The trustees have been trying to get all of the CCA and creosote bulkheads and pilings replaced with newer eco-friendly materials (ACQ or Plastics). Any new dock, pier or bulkhead approved must adhere to the new policy. And by the way, the commercial fisherman are killing the bays - put a 2 year ban on fishing and shell-fishing (except for recreational) and you will see the bays bounce right back. Clamming (whether for steamers or hard clams) rips up the eel grass, steamers they use power rakes ...more
By BIGjimbo12 (201), East Quogue on Feb 6, 10 6:16 PM

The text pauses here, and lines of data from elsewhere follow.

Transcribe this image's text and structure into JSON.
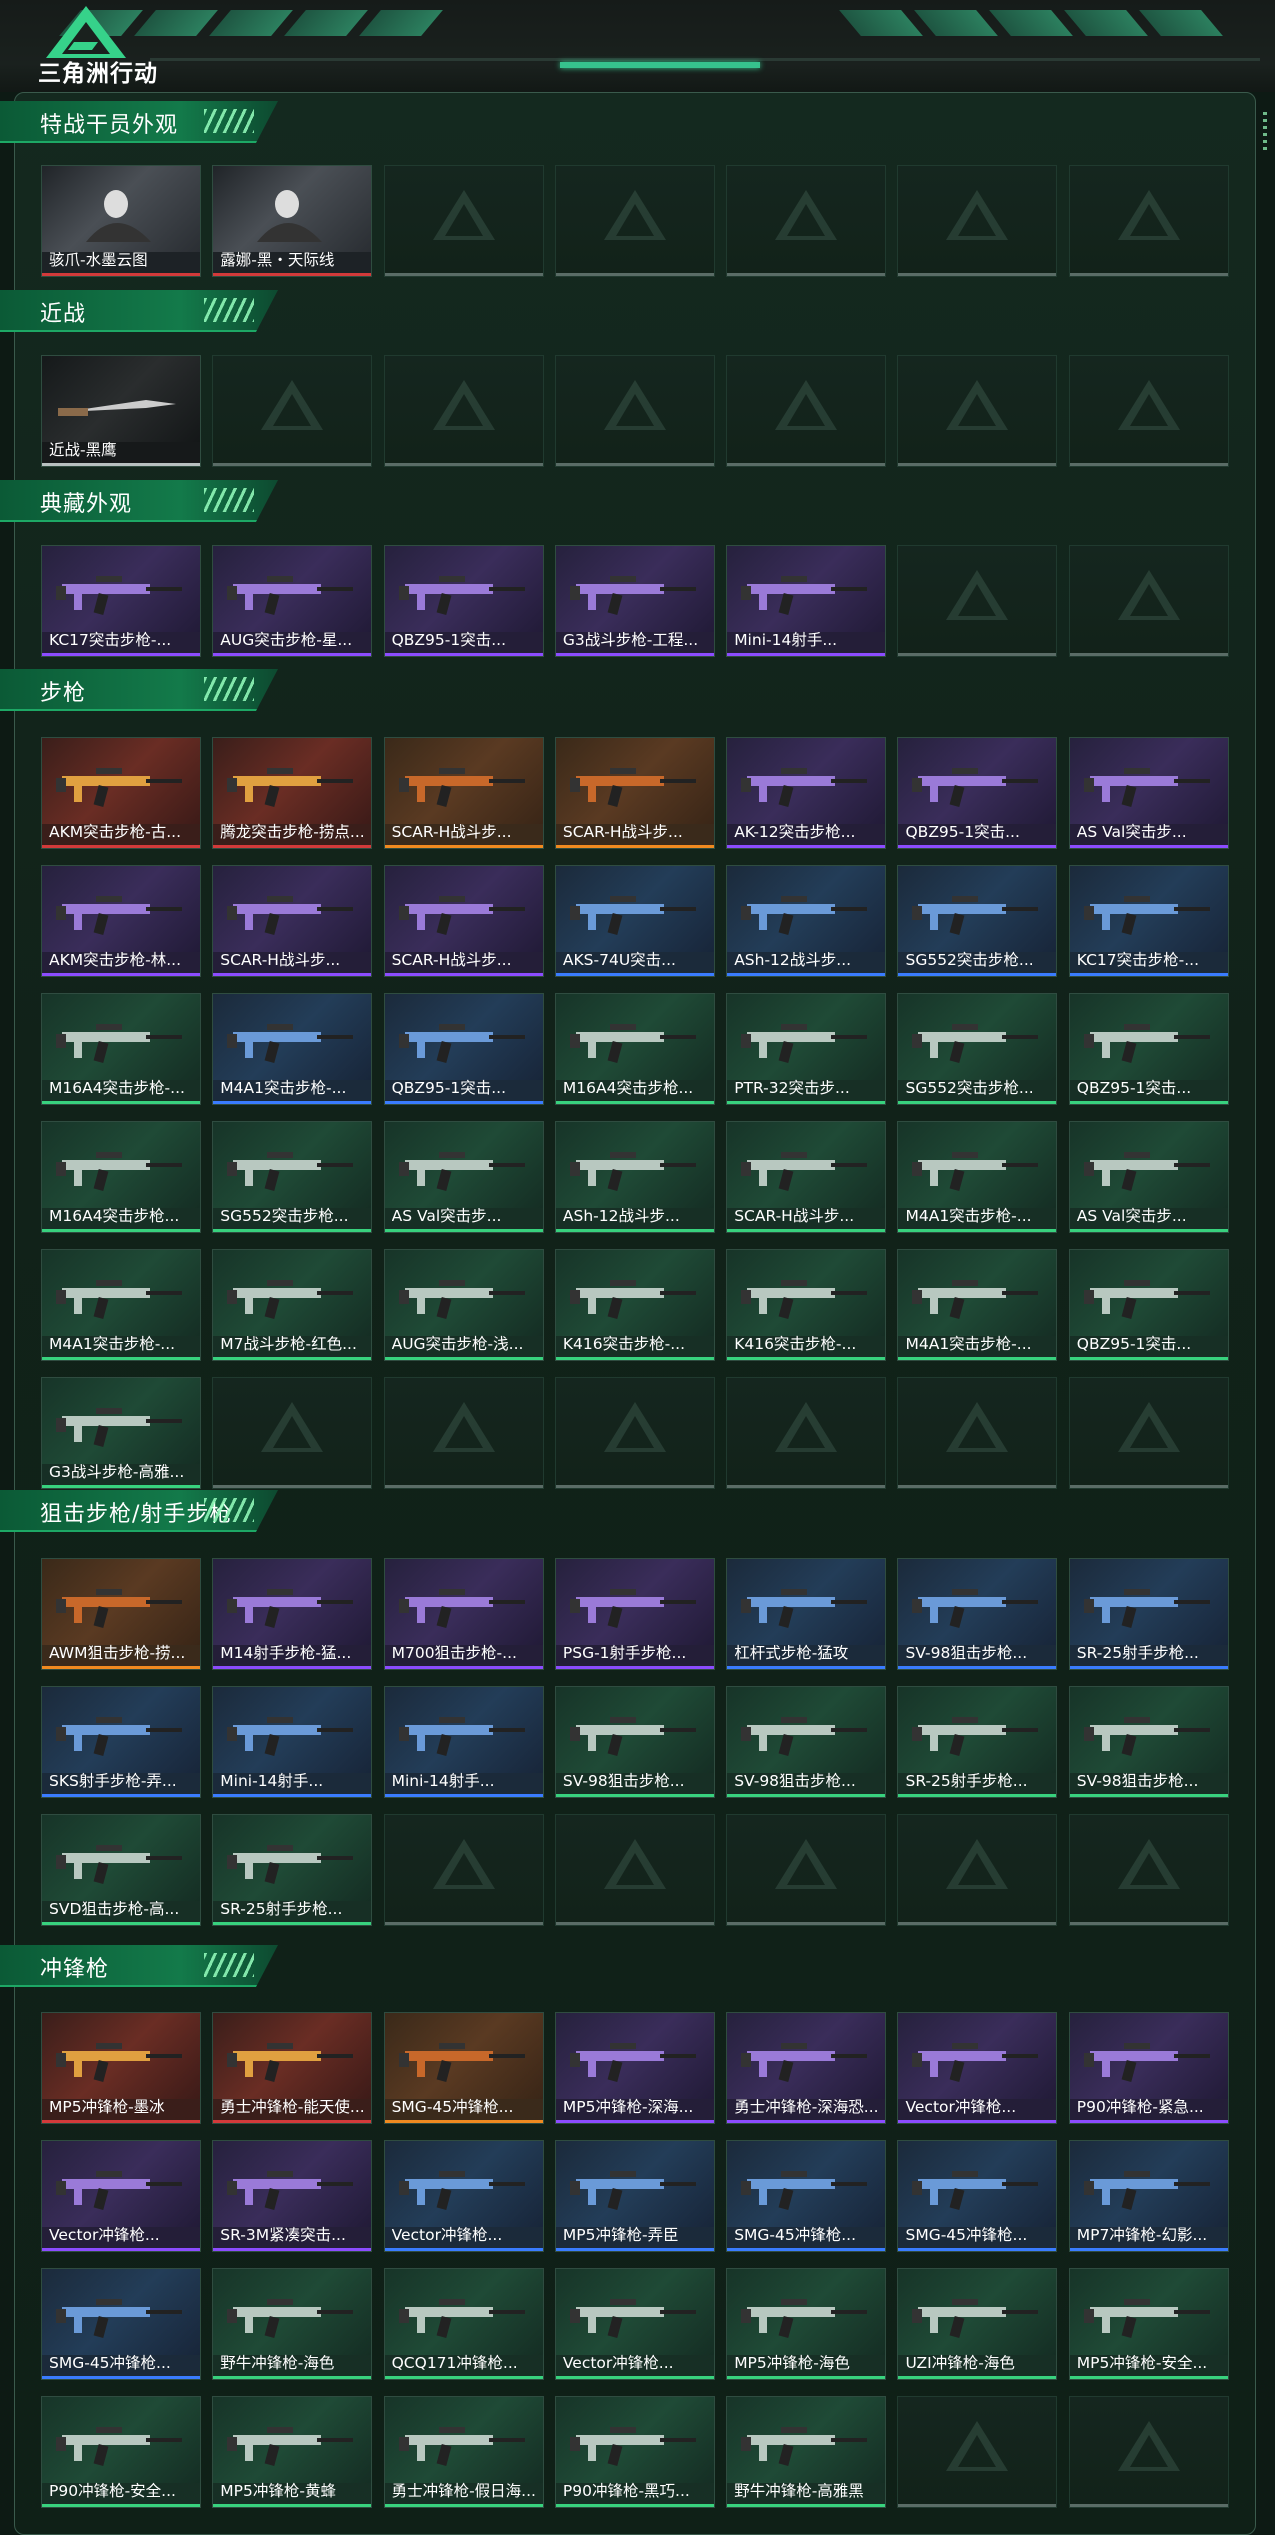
{
  "header": {
    "game_title": "三角洲行动"
  },
  "sections": [
    {
      "title": "特战干员外观",
      "items": [
        {
          "label": "骇爪-水墨云图",
          "rarity": "photo"
        },
        {
          "label": "露娜-黑・天际线",
          "rarity": "photo"
        }
      ],
      "empty_slots": 5
    },
    {
      "title": "近战",
      "items": [
        {
          "label": "近战-黑鹰",
          "rarity": "white"
        }
      ],
      "empty_slots": 6
    },
    {
      "title": "典藏外观",
      "items": [
        {
          "label": "KC17突击步枪-...",
          "rarity": "purple"
        },
        {
          "label": "AUG突击步枪-星...",
          "rarity": "purple"
        },
        {
          "label": "QBZ95-1突击...",
          "rarity": "purple"
        },
        {
          "label": "G3战斗步枪-工程...",
          "rarity": "purple"
        },
        {
          "label": "Mini-14射手...",
          "rarity": "purple"
        }
      ],
      "empty_slots": 2
    },
    {
      "title": "步枪",
      "items": [
        {
          "label": "AKM突击步枪-古...",
          "rarity": "red"
        },
        {
          "label": "腾龙突击步枪-捞点...",
          "rarity": "red"
        },
        {
          "label": "SCAR-H战斗步...",
          "rarity": "orange"
        },
        {
          "label": "SCAR-H战斗步...",
          "rarity": "orange"
        },
        {
          "label": "AK-12突击步枪...",
          "rarity": "purple"
        },
        {
          "label": "QBZ95-1突击...",
          "rarity": "purple"
        },
        {
          "label": "AS Val突击步...",
          "rarity": "purple"
        },
        {
          "label": "AKM突击步枪-林...",
          "rarity": "purple"
        },
        {
          "label": "SCAR-H战斗步...",
          "rarity": "purple"
        },
        {
          "label": "SCAR-H战斗步...",
          "rarity": "purple"
        },
        {
          "label": "AKS-74U突击...",
          "rarity": "blue"
        },
        {
          "label": "ASh-12战斗步...",
          "rarity": "blue"
        },
        {
          "label": "SG552突击步枪...",
          "rarity": "blue"
        },
        {
          "label": "KC17突击步枪-...",
          "rarity": "blue"
        },
        {
          "label": "M16A4突击步枪-...",
          "rarity": "green"
        },
        {
          "label": "M4A1突击步枪-...",
          "rarity": "blue"
        },
        {
          "label": "QBZ95-1突击...",
          "rarity": "blue"
        },
        {
          "label": "M16A4突击步枪...",
          "rarity": "green"
        },
        {
          "label": "PTR-32突击步...",
          "rarity": "green"
        },
        {
          "label": "SG552突击步枪...",
          "rarity": "green"
        },
        {
          "label": "QBZ95-1突击...",
          "rarity": "green"
        },
        {
          "label": "M16A4突击步枪...",
          "rarity": "green"
        },
        {
          "label": "SG552突击步枪...",
          "rarity": "green"
        },
        {
          "label": "AS Val突击步...",
          "rarity": "green"
        },
        {
          "label": "ASh-12战斗步...",
          "rarity": "green"
        },
        {
          "label": "SCAR-H战斗步...",
          "rarity": "green"
        },
        {
          "label": "M4A1突击步枪-...",
          "rarity": "green"
        },
        {
          "label": "AS Val突击步...",
          "rarity": "green"
        },
        {
          "label": "M4A1突击步枪-...",
          "rarity": "green"
        },
        {
          "label": "M7战斗步枪-红色...",
          "rarity": "green"
        },
        {
          "label": "AUG突击步枪-浅...",
          "rarity": "green"
        },
        {
          "label": "K416突击步枪-...",
          "rarity": "green"
        },
        {
          "label": "K416突击步枪-...",
          "rarity": "green"
        },
        {
          "label": "M4A1突击步枪-...",
          "rarity": "green"
        },
        {
          "label": "QBZ95-1突击...",
          "rarity": "green"
        },
        {
          "label": "G3战斗步枪-高雅...",
          "rarity": "green"
        }
      ],
      "empty_slots": 6
    },
    {
      "title": "狙击步枪/射手步枪",
      "items": [
        {
          "label": "AWM狙击步枪-捞...",
          "rarity": "orange"
        },
        {
          "label": "M14射手步枪-猛...",
          "rarity": "purple"
        },
        {
          "label": "M700狙击步枪-...",
          "rarity": "purple"
        },
        {
          "label": "PSG-1射手步枪...",
          "rarity": "purple"
        },
        {
          "label": "杠杆式步枪-猛攻",
          "rarity": "blue"
        },
        {
          "label": "SV-98狙击步枪...",
          "rarity": "blue"
        },
        {
          "label": "SR-25射手步枪...",
          "rarity": "blue"
        },
        {
          "label": "SKS射手步枪-弄...",
          "rarity": "blue"
        },
        {
          "label": "Mini-14射手...",
          "rarity": "blue"
        },
        {
          "label": "Mini-14射手...",
          "rarity": "blue"
        },
        {
          "label": "SV-98狙击步枪...",
          "rarity": "green"
        },
        {
          "label": "SV-98狙击步枪...",
          "rarity": "green"
        },
        {
          "label": "SR-25射手步枪...",
          "rarity": "green"
        },
        {
          "label": "SV-98狙击步枪...",
          "rarity": "green"
        },
        {
          "label": "SVD狙击步枪-高...",
          "rarity": "green"
        },
        {
          "label": "SR-25射手步枪...",
          "rarity": "green"
        }
      ],
      "empty_slots": 5
    },
    {
      "title": "冲锋枪",
      "items": [
        {
          "label": "MP5冲锋枪-墨冰",
          "rarity": "red"
        },
        {
          "label": "勇士冲锋枪-能天使...",
          "rarity": "red"
        },
        {
          "label": "SMG-45冲锋枪...",
          "rarity": "orange"
        },
        {
          "label": "MP5冲锋枪-深海...",
          "rarity": "purple"
        },
        {
          "label": "勇士冲锋枪-深海恐...",
          "rarity": "purple"
        },
        {
          "label": "Vector冲锋枪...",
          "rarity": "purple"
        },
        {
          "label": "P90冲锋枪-紧急...",
          "rarity": "purple"
        },
        {
          "label": "Vector冲锋枪...",
          "rarity": "purple"
        },
        {
          "label": "SR-3M紧凑突击...",
          "rarity": "purple"
        },
        {
          "label": "Vector冲锋枪...",
          "rarity": "blue"
        },
        {
          "label": "MP5冲锋枪-弄臣",
          "rarity": "blue"
        },
        {
          "label": "SMG-45冲锋枪...",
          "rarity": "blue"
        },
        {
          "label": "SMG-45冲锋枪...",
          "rarity": "blue"
        },
        {
          "label": "MP7冲锋枪-幻影...",
          "rarity": "blue"
        },
        {
          "label": "SMG-45冲锋枪...",
          "rarity": "blue"
        },
        {
          "label": "野牛冲锋枪-海色",
          "rarity": "green"
        },
        {
          "label": "QCQ171冲锋枪...",
          "rarity": "green"
        },
        {
          "label": "Vector冲锋枪...",
          "rarity": "green"
        },
        {
          "label": "MP5冲锋枪-海色",
          "rarity": "green"
        },
        {
          "label": "UZI冲锋枪-海色",
          "rarity": "green"
        },
        {
          "label": "MP5冲锋枪-安全...",
          "rarity": "green"
        },
        {
          "label": "P90冲锋枪-安全...",
          "rarity": "green"
        },
        {
          "label": "MP5冲锋枪-黄蜂",
          "rarity": "green"
        },
        {
          "label": "勇士冲锋枪-假日海...",
          "rarity": "green"
        },
        {
          "label": "P90冲锋枪-黑巧...",
          "rarity": "green"
        },
        {
          "label": "野牛冲锋枪-高雅黑",
          "rarity": "green"
        }
      ],
      "empty_slots": 2
    }
  ],
  "colors": {
    "accent_green": "#1da865",
    "rarity_red": "#d23a3a",
    "rarity_orange": "#f08a20",
    "rarity_purple": "#8c4cff",
    "rarity_blue": "#3a7cff",
    "rarity_green": "#38d27e"
  }
}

Commercial fisherman? What commercial fisherman? How many do you see on a given day... five? Even if we stop them, all of a sudden, a clam's spawn will finally reproduce? Scallops will magically reappear? Eelgrass will start to grow again? The bays have been dying for years. Who can put a finger on what is causing it? Millions of dollars have been spent on studying Brown Tide. Warm summer, cold summer, too much rain, too little rain, whatever it is, it still comes back. I wish someone could come ...more
By HBNative (15), Hampton Bays on Feb 7, 10 12:14 PM
Storm-water runoff of septic systems as well as the fertilizers are contributing to the overall welfare of the bays but there are certainly many fisherman and shell-fisherman around - don't kid yourself. It all has an effect no doubt. Also, remember that mother nature has a way of correcting itself and we seem to get in her way when she wants to fix something - like ocean breaches - that could have been her way of cleaning the bays. You have jetties, inlets, etc.. that are unnatural for commercial ...more
By BIGjimbo12 (201), East Quogue on Feb 7, 10 2:13 PM
And as time ticks away-- the trustees & the baykeeper will do their appeal dance and maybe beyond -- to find who is really the most right -- while we all pay -- one way or the other .....
By fix-it-now (216), sag harbor on Feb 7, 10 11:19 PM